S. Korea striving to become global testbed for fintech firms
SEOUL. KAZINFORM - South Korea is striving to become a testbed for global fintech firms as its government pursues an ambitious plan to transform the nation into a "first mover" in the financial sector, a senior government official says, Yonhap reports.
Kwon Dae-young, director-general of the Financial Innovation Bureau at the Financial Services Commission (FSC), South Korea's top financial regulator, said the nation is the ideal place among major Asian economies such as Hong Kong, Japan and Singapore to develop and test new fintech products.
"Korea may be a latecomer and a 'fast follower' in the fintech sector, but our industry is growing fast and has the potential to lead, thanks to cutting-edge technologies and strong government support," Kwon said in an interview with Yonhap News Agency.
"The levels of high-tech literacy and smartphone penetration in Korea are higher, compared with other nations," the FSC official said. "And the Korean government will spare no efforts to develop its regulatory sandbox into a global mechanism with a simple and fast screening process and procedures."
The so-called "regulatory sandbox," in which fintech firms are allowed to experiment under amicable regulations, has been in operation since April this year. The FSC has pledged to cut red tape that could hamstring innovative business models.
A total of 32 innovative financial firms have been exempted from regulatory guidelines under the move, according to the FSC.
One such firm is Finnq, a loan brokerage startup that provides loan products offered by different financial firms and a credit evaluation service using mobile phone usage records such as service enrollment periods and bill payment records.
Another firm is Persona System, a 24-hour artificial intelligence-based insurance consultation and sales service.
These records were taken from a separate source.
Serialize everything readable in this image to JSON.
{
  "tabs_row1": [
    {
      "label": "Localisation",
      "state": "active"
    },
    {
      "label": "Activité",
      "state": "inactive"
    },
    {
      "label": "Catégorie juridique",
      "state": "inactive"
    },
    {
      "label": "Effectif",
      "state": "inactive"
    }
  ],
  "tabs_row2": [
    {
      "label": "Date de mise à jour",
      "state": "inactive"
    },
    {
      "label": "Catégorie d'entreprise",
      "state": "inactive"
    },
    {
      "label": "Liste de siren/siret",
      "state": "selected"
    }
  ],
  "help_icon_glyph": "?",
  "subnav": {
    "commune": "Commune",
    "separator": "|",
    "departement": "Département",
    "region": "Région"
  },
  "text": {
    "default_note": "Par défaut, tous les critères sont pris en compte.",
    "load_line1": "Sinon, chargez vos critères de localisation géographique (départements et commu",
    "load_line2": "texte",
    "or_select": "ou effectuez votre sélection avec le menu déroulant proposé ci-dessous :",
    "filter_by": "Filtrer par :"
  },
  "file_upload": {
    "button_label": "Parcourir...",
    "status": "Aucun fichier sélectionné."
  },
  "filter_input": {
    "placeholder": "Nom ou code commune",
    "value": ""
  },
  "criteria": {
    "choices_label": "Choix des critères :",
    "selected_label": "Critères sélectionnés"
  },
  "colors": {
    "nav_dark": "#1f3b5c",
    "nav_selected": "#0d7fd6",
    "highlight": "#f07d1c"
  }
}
"Novel financial services that take advantage of innovative technologies are tested in the financial market for the convergence of finance and communications, advancement of artificial intelligence-based technology and the feasibility of using blockchain technologies in the capital markets," Kwon said.
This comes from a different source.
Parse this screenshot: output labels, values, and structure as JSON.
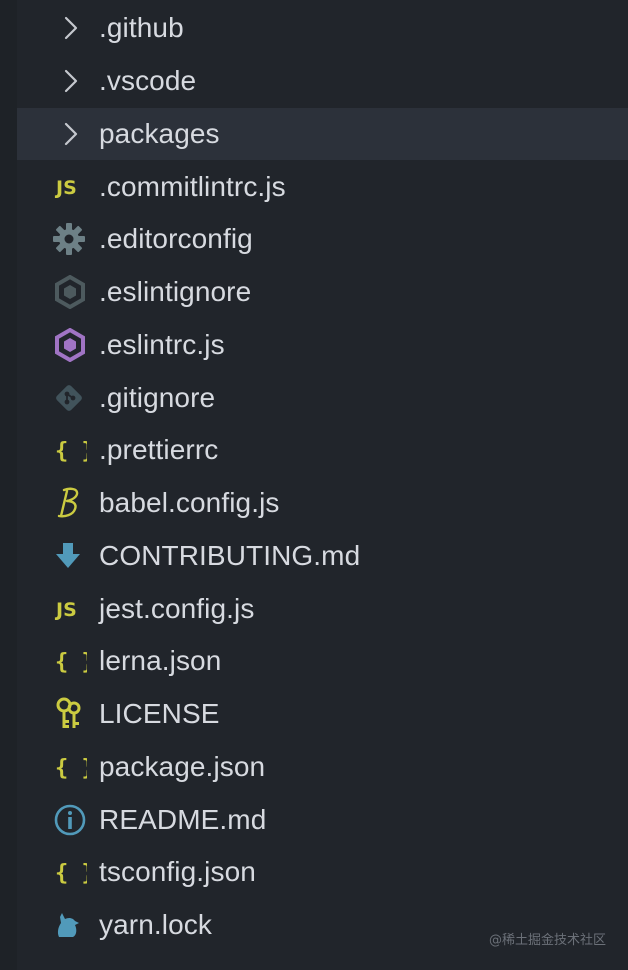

Deregulation is a critical part of invigorating the fintech industry, according to Kwon.
Viva Republica, one of South Korea's best-known fintech firms, was forced to shut down its beta version of a simple peer-to-peer money transfer service in April 2014 due to murky regulation of banks' wire transfer system.
After the FSC eventually allowed Viva Republica to use the system, the startup launched the commercial service of its money transfer app, Toss, in February 2015.
Today, Viva Republica has grown into a popular platform for various finance services, with the value of accumulated money transfers it has handled exceeding 36 trillion won (US$30.4 billion). Viva Republica has attracted investments worth about 220 billion won, including 55 billion won from Paypal, the biggest online payment firm in the U.S.
Viva Republica's Toss-based loan application service, which offers fixed interest rates on various loan products, was accepted as a regulatory sandbox program in May.
"The FSC will eliminate regulatory obstacles to fintech innovation and make a regulatory shift towards a negative list system, under which everything not forbidden is allowed," the regulator said. "The FSC is, moreover, considering small licenses with simpler procedures to make it easier for fintech firms to enter the financial services sector."
To encourage development of new payment services and greater competition in the financial sector, the FSC is also moving to establish an open banking system that would grant fintech firms access to banks' payment network.
Currently, only banks can access the network, but even established lenders are only allowed to process their own bank account-based transactions. Although banks jointly launched a technology protocol in 2016 for an open banking system, only a small number of fintech firms can use the system in the face of relatively high fees.
If banks fully open their payment system to fintech firms, it will allow customers to use a single application to access their accounts at different banks and make payments.
Banks are able to lower the fees charged to fintech firms for using the network to one tenth of the current level to ensure fair competition, he said.
Earlier this month, the FSC unveiled plans for financial big data infrastructure as part of the government's efforts to promote the digital economy with the use of big data.
The measures include an open data system by Korea Credit Information Services, the creation of a financial data exchange by the Financial Security Institute and the designation of a specialized agency for financial data to ensure the safe use and combination of data across sectors.
Such data infrastructure is expected to pave the way for further digital innovation and competition in the financial sector and create a level playing field between financial companies and fintech startups, he said.
"The FSC will build a legal and institutional framework to help fintech grow into a new growth driver for the economy," Kwon said. "To this end, we can create an open and competitive financial ecosystem with the introduction of an open banking system and the commercialization of personal financial data."
"The FSC will help financial firms pioneering overseas markets in Southeast Asia, taking advantage of Korea's advanced financial infrastructure in payment, security and credit information," Kwon said. "The FSC will also support local fintech firms tap advanced markets such as Britain."
In line with the government's policy of stepping up support for startups to boost economic growth and create more jobs, the FSC will allow more newcomers to enter the financial business, according to Kwon.
"The FSC will overhaul the regulatory framework on electronic financial business to embrace more flexibility in response to new types of payment services," he said.